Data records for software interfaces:

--------------------

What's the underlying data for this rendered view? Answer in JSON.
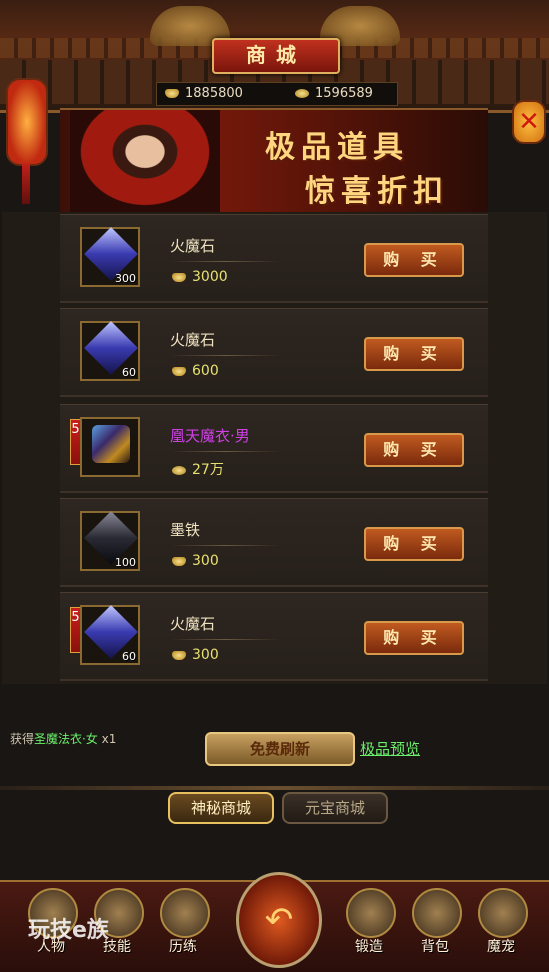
{
  "title": "商城",
  "currency": {
    "ingot": "1885800",
    "coin": "1596589"
  },
  "banner": {
    "line1": "极品道具",
    "line2": "惊喜折扣"
  },
  "items": [
    {
      "name": "火魔石",
      "qty": "300",
      "price": "3000",
      "price_icon": "ingot-icon",
      "discount": "",
      "buy": "购 买"
    },
    {
      "name": "火魔石",
      "qty": "60",
      "price": "600",
      "price_icon": "ingot-icon",
      "discount": "",
      "buy": "购 买"
    },
    {
      "name": "凰天魔衣·男",
      "qty": "",
      "price": "27万",
      "price_icon": "coin-icon",
      "discount": "5折",
      "buy": "购 买"
    },
    {
      "name": "墨铁",
      "qty": "100",
      "price": "300",
      "price_icon": "ingot-icon",
      "discount": "",
      "buy": "购 买"
    },
    {
      "name": "火魔石",
      "qty": "60",
      "price": "300",
      "price_icon": "ingot-icon",
      "discount": "5折",
      "buy": "购 买"
    }
  ],
  "notice": {
    "prefix": "获得",
    "item": "圣魔法衣·女",
    "count": "x1"
  },
  "refresh_label": "免费刷新",
  "preview_label": "极品预览",
  "tabs": {
    "mystic": "神秘商城",
    "yuanbao": "元宝商城"
  },
  "nav": {
    "character": "人物",
    "skills": "技能",
    "training": "历练",
    "forge": "锻造",
    "bag": "背包",
    "pet": "魔宠"
  },
  "watermark": "玩技e族"
}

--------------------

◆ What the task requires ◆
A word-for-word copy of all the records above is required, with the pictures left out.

◆ Output for this exercise ◆
What's the underlying data for this rendered view? Answer in JSON.
{
  "title": "商城",
  "currency": {
    "ingot": "1885800",
    "coin": "1596589"
  },
  "banner": {
    "line1": "极品道具",
    "line2": "惊喜折扣"
  },
  "items": [
    {
      "name": "火魔石",
      "qty": "300",
      "price": "3000",
      "price_icon": "ingot-icon",
      "discount": "",
      "buy": "购 买"
    },
    {
      "name": "火魔石",
      "qty": "60",
      "price": "600",
      "price_icon": "ingot-icon",
      "discount": "",
      "buy": "购 买"
    },
    {
      "name": "凰天魔衣·男",
      "qty": "",
      "price": "27万",
      "price_icon": "coin-icon",
      "discount": "5折",
      "buy": "购 买"
    },
    {
      "name": "墨铁",
      "qty": "100",
      "price": "300",
      "price_icon": "ingot-icon",
      "discount": "",
      "buy": "购 买"
    },
    {
      "name": "火魔石",
      "qty": "60",
      "price": "300",
      "price_icon": "ingot-icon",
      "discount": "5折",
      "buy": "购 买"
    }
  ],
  "notice": {
    "prefix": "获得",
    "item": "圣魔法衣·女",
    "count": "x1"
  },
  "refresh_label": "免费刷新",
  "preview_label": "极品预览",
  "tabs": {
    "mystic": "神秘商城",
    "yuanbao": "元宝商城"
  },
  "nav": {
    "character": "人物",
    "skills": "技能",
    "training": "历练",
    "forge": "锻造",
    "bag": "背包",
    "pet": "魔宠"
  },
  "watermark": "玩技e族"
}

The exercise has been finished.